Dataset entries
━━━━━━━━━━
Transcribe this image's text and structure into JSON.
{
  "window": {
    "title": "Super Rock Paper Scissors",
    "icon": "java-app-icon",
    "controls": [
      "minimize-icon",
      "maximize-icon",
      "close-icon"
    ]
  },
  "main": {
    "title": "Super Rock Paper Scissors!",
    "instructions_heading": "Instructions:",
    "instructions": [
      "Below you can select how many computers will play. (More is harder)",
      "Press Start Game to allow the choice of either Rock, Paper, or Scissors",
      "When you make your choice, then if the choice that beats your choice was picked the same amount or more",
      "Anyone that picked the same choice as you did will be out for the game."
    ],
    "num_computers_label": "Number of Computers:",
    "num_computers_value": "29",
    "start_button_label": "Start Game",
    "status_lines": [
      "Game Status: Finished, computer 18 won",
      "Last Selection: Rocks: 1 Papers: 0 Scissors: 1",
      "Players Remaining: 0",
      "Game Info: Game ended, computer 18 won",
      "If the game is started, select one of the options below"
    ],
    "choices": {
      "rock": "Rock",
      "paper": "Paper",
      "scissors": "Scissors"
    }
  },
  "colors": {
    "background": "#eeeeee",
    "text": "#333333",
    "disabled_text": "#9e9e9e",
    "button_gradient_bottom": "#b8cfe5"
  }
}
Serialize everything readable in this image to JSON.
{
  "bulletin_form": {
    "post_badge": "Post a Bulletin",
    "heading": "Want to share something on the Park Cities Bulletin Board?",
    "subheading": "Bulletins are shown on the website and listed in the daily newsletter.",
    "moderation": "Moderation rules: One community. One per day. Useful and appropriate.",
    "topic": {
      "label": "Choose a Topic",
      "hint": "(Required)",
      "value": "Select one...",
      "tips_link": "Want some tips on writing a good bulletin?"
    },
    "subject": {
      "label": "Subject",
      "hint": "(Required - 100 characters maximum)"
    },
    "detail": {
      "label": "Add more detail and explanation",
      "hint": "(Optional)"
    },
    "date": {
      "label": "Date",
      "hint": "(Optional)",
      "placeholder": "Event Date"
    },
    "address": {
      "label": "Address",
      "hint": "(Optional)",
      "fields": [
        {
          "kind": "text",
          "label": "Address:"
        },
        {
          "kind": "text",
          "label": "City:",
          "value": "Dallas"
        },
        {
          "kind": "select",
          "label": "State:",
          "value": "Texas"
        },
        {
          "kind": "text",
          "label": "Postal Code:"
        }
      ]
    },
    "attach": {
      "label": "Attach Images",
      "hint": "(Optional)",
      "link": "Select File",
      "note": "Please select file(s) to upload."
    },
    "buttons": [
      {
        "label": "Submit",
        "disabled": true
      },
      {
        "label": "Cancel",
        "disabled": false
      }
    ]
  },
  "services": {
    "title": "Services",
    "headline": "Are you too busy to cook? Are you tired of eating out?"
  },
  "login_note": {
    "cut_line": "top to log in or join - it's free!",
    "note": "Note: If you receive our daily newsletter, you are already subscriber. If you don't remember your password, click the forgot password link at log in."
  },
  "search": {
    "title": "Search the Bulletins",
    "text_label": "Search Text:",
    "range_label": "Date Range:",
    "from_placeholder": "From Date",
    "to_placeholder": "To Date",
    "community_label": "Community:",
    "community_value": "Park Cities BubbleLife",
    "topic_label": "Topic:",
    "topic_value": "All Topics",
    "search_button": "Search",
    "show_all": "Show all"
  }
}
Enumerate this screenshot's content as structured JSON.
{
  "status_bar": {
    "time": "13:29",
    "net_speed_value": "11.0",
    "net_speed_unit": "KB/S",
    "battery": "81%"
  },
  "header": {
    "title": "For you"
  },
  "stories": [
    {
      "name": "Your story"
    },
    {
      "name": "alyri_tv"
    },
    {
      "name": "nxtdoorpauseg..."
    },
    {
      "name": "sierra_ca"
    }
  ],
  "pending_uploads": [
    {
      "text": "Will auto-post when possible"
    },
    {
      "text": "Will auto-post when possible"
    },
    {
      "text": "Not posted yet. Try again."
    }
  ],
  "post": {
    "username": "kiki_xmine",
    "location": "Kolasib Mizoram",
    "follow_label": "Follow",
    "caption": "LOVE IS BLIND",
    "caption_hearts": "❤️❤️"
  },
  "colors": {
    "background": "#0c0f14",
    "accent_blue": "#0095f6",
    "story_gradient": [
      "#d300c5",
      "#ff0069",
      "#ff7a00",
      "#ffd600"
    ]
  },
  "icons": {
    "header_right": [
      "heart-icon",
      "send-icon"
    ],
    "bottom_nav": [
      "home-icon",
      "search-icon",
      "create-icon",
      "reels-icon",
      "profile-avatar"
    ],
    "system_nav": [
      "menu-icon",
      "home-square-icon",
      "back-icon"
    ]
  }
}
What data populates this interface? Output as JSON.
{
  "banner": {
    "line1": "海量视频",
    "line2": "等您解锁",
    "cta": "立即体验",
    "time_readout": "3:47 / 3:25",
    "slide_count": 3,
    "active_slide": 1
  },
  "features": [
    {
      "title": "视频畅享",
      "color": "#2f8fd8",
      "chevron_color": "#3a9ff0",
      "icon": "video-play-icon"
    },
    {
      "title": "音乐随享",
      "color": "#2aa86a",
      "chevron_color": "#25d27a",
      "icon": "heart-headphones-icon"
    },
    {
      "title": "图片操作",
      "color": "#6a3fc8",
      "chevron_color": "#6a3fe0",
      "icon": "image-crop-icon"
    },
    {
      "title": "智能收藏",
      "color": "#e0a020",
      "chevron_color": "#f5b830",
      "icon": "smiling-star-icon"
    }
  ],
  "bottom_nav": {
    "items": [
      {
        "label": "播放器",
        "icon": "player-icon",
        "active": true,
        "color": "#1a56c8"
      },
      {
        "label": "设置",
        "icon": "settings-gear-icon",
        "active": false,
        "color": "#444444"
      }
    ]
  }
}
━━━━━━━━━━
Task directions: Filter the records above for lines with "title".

Exercise response:
    "title": "Super Rock Paper Scissors",
    "title": "Super Rock Paper Scissors!",
    "title": "Services",
    "title": "Search the Bulletins",
    "title": "For you"
      "title": "视频畅享",
      "title": "音乐随享",
      "title": "图片操作",
      "title": "智能收藏",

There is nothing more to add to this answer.